Looking at the records below, say how many lines include "hendelser", and add nothing else.

Data records for software interfaces:
------------------------------------------------------------
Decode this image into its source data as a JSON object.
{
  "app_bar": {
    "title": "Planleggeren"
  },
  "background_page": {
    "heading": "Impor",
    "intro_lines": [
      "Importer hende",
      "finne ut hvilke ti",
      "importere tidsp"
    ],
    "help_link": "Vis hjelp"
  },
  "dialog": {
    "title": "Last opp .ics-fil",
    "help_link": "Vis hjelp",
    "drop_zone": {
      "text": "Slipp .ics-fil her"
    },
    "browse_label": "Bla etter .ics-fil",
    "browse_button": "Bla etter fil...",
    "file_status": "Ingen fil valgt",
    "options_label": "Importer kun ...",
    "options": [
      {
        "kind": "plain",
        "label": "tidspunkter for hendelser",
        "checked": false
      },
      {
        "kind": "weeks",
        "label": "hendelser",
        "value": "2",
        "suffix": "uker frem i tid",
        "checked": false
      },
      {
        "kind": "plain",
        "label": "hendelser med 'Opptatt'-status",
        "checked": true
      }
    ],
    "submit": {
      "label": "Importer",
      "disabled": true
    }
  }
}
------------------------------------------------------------
▶ [RESPONSE]: 3